Those who appeared to have little else but bitterness in their lives were put out to grass. Perhaps it was coincidence they launched their own copycat blog sites soon afterwards although it was sad to see they contained little else except insults and slurs about me. Even so, I have to say I was touched, immitation is the sincerest form of flattery after all. Perhaps I didn’t appreciate how much they obviously cared.
Unfortunately few of them have enough of interest going on in their sad little lives to actually find material to fill a blog. Most have ground to a halt or appear rather infrequently. Certainly their content is high on the insult front and low on the actual fish catching. Truth is, when it came to writing about what they did it rapidly became apparent the answer was very little except bashing away on a keyboard.
It was Steve Pope, a little while later, who insisted I should be on Facebook. It made perfect practical sense. After a bit of advice and guidance from Matt Brown I launched into it and never looked back. Hundreds, probably thousands of messages later, both public and private, and not a sign of bitterness or trolling. It was bliss. Sadly Facebook’s growth seems to have accellerated the decline of angling forum’s until we’ve reached a point where the only folk left to bite lumps of each other on the Forums were the trolls themselves and there’s nothing more obvious than a lonely troll.
You just knew that sooner or later these folk would find themselves with little choice than to go looking for trouble elsewhere.
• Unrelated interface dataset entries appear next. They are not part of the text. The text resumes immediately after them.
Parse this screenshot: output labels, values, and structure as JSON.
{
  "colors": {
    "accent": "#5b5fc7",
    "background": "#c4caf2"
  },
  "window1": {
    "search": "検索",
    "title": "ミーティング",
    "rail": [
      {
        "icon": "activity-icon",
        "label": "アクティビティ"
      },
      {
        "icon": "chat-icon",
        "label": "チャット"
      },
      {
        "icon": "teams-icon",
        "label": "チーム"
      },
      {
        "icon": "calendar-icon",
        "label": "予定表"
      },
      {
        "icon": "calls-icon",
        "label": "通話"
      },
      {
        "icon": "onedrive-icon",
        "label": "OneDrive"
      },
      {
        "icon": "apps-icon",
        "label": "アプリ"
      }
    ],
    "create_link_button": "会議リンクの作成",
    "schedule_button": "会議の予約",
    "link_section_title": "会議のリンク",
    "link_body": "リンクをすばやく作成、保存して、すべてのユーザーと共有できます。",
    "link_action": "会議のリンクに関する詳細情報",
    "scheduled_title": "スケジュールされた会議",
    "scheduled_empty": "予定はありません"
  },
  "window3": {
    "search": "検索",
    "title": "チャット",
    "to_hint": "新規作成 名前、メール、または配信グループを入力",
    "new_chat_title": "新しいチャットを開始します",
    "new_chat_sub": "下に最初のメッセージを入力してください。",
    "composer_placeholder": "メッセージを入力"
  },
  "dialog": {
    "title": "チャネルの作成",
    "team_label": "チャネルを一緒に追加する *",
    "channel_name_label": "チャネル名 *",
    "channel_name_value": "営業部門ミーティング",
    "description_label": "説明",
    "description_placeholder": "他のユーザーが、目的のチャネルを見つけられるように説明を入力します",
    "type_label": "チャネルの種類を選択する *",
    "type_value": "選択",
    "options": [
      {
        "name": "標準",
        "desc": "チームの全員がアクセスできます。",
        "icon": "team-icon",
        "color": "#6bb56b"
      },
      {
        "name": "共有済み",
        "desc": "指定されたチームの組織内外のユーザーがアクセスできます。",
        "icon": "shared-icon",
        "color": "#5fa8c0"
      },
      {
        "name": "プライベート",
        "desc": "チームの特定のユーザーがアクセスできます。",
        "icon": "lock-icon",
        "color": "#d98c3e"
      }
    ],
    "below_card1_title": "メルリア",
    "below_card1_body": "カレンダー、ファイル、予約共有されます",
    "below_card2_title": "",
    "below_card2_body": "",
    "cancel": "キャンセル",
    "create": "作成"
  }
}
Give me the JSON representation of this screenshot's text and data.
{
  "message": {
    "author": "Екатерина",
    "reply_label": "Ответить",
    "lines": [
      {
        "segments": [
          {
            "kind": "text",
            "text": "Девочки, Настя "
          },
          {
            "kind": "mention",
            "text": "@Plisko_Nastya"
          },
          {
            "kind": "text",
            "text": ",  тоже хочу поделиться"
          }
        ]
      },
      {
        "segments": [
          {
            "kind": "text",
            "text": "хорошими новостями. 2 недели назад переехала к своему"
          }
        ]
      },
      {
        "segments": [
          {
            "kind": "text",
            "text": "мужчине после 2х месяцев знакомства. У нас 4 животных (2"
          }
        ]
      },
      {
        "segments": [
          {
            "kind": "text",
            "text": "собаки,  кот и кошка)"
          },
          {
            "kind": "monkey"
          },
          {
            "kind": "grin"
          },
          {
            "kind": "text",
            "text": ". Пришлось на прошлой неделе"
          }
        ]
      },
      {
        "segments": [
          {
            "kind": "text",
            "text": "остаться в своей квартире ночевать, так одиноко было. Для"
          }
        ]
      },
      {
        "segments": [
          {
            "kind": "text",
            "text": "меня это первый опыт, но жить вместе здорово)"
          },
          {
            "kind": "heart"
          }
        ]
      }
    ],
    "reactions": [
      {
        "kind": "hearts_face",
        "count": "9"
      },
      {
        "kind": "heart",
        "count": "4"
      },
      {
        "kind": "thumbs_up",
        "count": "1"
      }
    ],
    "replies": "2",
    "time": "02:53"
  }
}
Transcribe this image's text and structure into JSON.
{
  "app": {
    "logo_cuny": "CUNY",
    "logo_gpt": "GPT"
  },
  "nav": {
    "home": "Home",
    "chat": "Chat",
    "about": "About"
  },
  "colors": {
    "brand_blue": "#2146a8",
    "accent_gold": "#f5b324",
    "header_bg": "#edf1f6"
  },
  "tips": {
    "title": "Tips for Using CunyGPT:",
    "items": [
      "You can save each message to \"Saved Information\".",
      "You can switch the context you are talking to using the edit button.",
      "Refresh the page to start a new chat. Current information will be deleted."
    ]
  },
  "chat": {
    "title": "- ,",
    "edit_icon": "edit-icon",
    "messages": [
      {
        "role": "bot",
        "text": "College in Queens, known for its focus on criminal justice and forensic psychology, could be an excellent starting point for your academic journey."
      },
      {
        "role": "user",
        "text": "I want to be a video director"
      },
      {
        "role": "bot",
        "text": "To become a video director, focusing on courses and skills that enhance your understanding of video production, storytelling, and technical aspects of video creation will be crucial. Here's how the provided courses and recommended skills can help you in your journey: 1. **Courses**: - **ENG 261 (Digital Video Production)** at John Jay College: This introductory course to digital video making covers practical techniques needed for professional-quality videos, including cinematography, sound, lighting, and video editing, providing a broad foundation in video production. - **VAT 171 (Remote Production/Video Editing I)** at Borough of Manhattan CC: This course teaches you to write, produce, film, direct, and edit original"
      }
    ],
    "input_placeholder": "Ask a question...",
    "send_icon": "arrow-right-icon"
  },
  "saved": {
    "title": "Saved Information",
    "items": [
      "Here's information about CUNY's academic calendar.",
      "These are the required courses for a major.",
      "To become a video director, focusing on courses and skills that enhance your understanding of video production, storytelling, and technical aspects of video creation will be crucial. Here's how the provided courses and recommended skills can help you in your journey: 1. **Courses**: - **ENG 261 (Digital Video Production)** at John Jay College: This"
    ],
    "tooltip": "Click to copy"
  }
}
Most are perfectly harmless, if a little stupid and deluded, but the odd one is so odious and obnoxious he is difficult to ignore and I knew that sooner or later he’d turn up on Facebook. Sure enough, as of May 2nd we were joined by Mr ****.
Who? you ask. Exactly. What more need I say.
And it hasn’t taken him long to come a-trolling round, spreading poison in his wake, posting on the wall of one of my friends that I am an ‘egomaniac and a tool’.
Don’t you love that? They can now use other people’s pages to broadcast their insults and slurs. Real classy behaviour, I have to say. Not happy with posting it on his own wall where no-one will read it, he broadcasts it on other’s, far more popular than himself, instead. Facebook’s Achilles heel.
But what has provoked this outburst? Have I insulted him? Bad mouthed him in some way? No, not at all. It’s because the producer of an ill-fated TV show (it bit the dust days before it was due to air when Setanta abruptly stopped broadcasting) shared a clip of me being interviewed by Dean Macey and Wendy Lithgoe in my local tackle shop. You can actually watch it here if you like…
It’s a bit rich, don’t you think, that this sad individual, who I have never knowingly met in my life, should think of me as an egomaniac.
For once words fail me.
Alas the sanctity of my Facebook has been disturbed. Disrupted presumably forever. Trolls attract more trolls. They are the cockroaches of the superhighway, almost imposible to eradicate, contaminating all they touch. Perhaps I should do what I’ve been threatening to do for a while and report this individual’s behaviour to the police. A report of harassment, is long overdue and a caution would certainly follow…
That should do it.
Till the next time then, tight lines 😉